Rain crimped the Hornets’ home-opening series over the weekend against South Dakota State, but nothing could diminish the glow of their return home last week after a 10-day visit to the Deep South. The trip put them on the national college baseball map.
Beating LSU was the coolest thing I’ve ever done. It was an overall team win like you’ve never seen before.
Vinny Esposito, Sac State first baseman
First, the Hornets visited the plains of eastern Alabama where they took two of three from Auburn, a team that made the NCAA Tournament last year. Next, they bused to the bayous of Natchitoches, La., where they handled Northwestern State in a one-game stopover. Finally, they went into Baton Rouge and stole a game from fifth-ranked LSU, the six-time NCAA champion coming off a fifth-place finish in the College World Series.
One of these years, college baseball is going to become a big deal around here.

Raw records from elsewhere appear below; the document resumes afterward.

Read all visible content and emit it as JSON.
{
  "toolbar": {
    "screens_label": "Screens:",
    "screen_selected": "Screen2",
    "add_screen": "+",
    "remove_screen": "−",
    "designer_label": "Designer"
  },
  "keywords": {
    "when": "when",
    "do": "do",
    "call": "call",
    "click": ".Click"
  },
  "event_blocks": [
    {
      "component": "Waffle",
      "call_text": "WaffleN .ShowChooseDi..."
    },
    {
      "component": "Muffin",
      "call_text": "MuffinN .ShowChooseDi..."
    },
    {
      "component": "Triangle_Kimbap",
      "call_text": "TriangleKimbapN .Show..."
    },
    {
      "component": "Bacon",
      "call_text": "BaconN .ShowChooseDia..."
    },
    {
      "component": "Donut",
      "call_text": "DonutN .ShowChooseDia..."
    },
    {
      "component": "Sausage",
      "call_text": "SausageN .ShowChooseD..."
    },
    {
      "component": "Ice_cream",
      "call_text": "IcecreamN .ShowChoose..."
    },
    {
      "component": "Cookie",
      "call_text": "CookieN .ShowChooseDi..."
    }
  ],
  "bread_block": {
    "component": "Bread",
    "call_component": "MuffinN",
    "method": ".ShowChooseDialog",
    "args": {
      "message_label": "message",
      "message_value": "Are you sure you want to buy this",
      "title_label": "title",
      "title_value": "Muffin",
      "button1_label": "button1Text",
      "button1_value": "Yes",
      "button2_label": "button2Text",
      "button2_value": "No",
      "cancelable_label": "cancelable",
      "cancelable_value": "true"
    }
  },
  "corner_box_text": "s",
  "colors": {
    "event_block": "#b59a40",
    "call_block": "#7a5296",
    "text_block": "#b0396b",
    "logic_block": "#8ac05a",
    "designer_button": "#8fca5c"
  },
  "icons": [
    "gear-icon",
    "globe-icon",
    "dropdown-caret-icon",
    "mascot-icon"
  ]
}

Sac State and UC Davis are geographically positioned to pluck from a bounty of local talent. Both teams earned spots in the NCAA Tournament in recent years, and sooner or later, one of them will make a run on Omaha.
UC Davis shocked No. 20 Michigan last week at Dobbins Stadium, but the 4-7 Aggies are picked by Big West coaches to finish last in the tough conference. For 6-3 Sac State, the time is closer to now.
“I think we’re a really, really good team, and I think we have a chance to beat anybody in the country any time,” Hornets coach Reggie Christiansen says.
Sac State’s 5-4 win over LSU on the recruiting-tool trip has to be put in context – it was sandwiched between two one-sided losses to the Tigers by scores of 6-0 and 11-1. Still, it ranks as one of the greatest victories in school history, right there with a 7-6 KO of No. 4 Oregon State two years ago at Raley Field and a 7-4 stunner over No. 6 Arizona in 2005 at Hornet Field.
Only this time, more than 11,000 fans watched the game at LSU’s stadium, and the Hornets had to come from behind with two runs in the ninth inning to win.
Vinny Esposito is Sac State’s sophomore first baseman with a power swing and an old-school ear for Dean Martin. Last year during home games, he stepped to the plate every time to “Sway.” This year, Esposito selected the cool “Mambo Italiano” for his batter’s box inspiration. Vinny won the most valuable goombah award for the LSU win by hitting a leadoff home run in the fourth and a sacrifice fly in the ninth to break a 4-4 tie.
“Beating LSU was the coolest thing I’ve ever done,” Esposito said. “It was an overall team win like you’ve never seen before. The whole team just had this feeling. Every time we go to the dish, it was competitive. Every time we were on the field, it was, ‘We’re going to get three outs here.’ It was just a matter of going out and executing, and that’s what we did.”
Relievers Tanner Olson, Chad Perry and Tyler Beardsley tag-teamed for two scoreless innings each after LSU had taken a 4-1 lead in the third. Beardsley got the win with a one-two-three, 11-pitch ninth against the top of the order while the biggest crowd he’d ever played in front of shook the stands.
Beardsley stayed cool by focusing on his teammates cheering him from the dugout rather than the home fans who implored LSU’s hitters to turn him into a dish of crawfish etouffee.
I think we’re a really, really good team, and I think we have a chance to beat anybody in the country any time.
Reggie Christiansen, Sac State coach
“There’s definitely some adrenaline going, which fires me up quite a bit,” Beardsley said. “It was definitely a special thing for me and my teammates.”
The split of the six games against Southeastern Conference competition gave the Hornets a huge confidence boost, Christiansen said. The coaches in the improved Western Athletic Conference picked them to finish second, behind defending champ Grand Canyon. Sac State won the conference’s regular-season and tournament titles two years ago and beat Arizona State in an NCAA Tournament regional before being eliminated.
Christiansen thinks this year’s team can get there, too. His top pitcher, left-hander Sam Long, is the best in the WAC, according to the coaches’ preseason vote. Three community college transfers – third baseman Kody Reynolds, shortstop Trent Goodrich and left fielder Andrew McWilliam – add maturity to the lineup. McWilliam and Goodrich each drove in a run in the win over LSU and Reynolds had three hits in the game. Plus, Sac State has a freshman designated hitter, Matt Smith,who is leading the team in RBIs with 10.
“I’m very optimistic,” Christiansen said.
The Hornets play again Wednesday at 6 p.m. against Nevada at Raley Field. LeBron and the Cleveland Cavaliers meet the Kings at Sleep Train Arena that night, but there’s only one place in town where you’ll be able to sway to “Mambo Italiano.”